◆ Problem to work on ◆
Look over the entries that follow. Report how many lines contain "true", with nothing else.

[Recorded data]
* * *

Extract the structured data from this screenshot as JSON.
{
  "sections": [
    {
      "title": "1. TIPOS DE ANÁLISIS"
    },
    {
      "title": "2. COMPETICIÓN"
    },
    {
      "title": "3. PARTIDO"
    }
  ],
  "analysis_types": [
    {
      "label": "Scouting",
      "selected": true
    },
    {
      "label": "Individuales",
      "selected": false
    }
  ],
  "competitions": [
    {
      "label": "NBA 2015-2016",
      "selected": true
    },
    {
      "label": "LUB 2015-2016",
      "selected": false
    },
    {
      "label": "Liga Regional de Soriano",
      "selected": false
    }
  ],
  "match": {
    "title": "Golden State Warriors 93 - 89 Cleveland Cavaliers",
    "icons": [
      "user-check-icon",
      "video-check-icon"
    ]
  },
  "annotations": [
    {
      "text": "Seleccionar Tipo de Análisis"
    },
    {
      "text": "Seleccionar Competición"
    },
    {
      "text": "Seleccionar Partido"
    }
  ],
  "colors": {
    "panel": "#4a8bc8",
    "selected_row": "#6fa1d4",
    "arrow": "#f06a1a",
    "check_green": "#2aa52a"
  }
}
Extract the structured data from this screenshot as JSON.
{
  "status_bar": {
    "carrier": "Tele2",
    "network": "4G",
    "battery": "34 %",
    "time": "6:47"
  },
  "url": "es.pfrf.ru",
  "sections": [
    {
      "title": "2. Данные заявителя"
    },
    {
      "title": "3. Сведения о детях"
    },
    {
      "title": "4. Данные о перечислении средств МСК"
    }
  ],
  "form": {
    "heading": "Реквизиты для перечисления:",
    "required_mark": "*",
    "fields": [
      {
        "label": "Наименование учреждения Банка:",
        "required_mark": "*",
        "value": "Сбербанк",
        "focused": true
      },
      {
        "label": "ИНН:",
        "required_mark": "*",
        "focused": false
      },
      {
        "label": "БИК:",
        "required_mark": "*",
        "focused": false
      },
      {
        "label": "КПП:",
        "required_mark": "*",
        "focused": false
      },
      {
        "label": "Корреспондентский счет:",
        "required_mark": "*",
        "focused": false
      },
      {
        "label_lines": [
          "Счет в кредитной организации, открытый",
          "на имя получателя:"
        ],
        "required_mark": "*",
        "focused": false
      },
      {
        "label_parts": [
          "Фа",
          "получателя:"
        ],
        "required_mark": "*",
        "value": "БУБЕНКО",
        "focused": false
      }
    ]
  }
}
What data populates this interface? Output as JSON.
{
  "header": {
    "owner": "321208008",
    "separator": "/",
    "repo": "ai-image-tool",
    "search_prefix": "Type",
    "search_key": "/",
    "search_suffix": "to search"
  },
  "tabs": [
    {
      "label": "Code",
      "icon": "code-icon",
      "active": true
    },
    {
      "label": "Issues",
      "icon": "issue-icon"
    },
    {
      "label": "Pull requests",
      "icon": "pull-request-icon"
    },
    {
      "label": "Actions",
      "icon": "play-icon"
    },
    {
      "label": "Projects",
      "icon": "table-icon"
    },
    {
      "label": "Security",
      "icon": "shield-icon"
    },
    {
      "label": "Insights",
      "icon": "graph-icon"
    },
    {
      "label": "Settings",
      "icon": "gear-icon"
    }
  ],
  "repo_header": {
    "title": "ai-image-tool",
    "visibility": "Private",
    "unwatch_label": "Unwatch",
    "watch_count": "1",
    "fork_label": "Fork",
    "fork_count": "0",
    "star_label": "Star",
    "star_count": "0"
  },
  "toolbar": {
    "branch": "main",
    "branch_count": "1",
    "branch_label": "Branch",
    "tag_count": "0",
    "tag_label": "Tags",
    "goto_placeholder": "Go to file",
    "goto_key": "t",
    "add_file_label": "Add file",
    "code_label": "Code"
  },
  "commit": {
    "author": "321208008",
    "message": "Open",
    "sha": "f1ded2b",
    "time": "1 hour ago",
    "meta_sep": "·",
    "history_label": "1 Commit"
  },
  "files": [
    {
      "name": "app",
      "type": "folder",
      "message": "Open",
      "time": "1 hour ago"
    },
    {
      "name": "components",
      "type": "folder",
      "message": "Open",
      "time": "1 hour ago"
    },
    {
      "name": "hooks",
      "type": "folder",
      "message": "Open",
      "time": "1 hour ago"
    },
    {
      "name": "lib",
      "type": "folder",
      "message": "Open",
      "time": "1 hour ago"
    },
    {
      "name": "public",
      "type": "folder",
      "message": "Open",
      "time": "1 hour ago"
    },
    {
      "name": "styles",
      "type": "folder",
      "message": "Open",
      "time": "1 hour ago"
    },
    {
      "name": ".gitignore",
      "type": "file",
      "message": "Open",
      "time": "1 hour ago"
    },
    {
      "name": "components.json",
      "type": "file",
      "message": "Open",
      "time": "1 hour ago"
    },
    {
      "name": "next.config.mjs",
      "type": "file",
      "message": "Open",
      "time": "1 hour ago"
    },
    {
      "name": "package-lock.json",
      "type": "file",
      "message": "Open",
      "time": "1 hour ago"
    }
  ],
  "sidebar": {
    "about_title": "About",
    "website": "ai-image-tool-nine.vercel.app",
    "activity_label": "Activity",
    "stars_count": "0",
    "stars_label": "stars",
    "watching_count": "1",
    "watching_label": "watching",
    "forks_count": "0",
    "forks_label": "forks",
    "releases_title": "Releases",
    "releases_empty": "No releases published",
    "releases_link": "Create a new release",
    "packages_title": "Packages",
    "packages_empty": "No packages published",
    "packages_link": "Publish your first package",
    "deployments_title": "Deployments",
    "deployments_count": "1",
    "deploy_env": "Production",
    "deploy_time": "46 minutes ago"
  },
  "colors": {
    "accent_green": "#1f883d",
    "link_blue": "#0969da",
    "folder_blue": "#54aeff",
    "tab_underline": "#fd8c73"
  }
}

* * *

◆ Written response ◆
4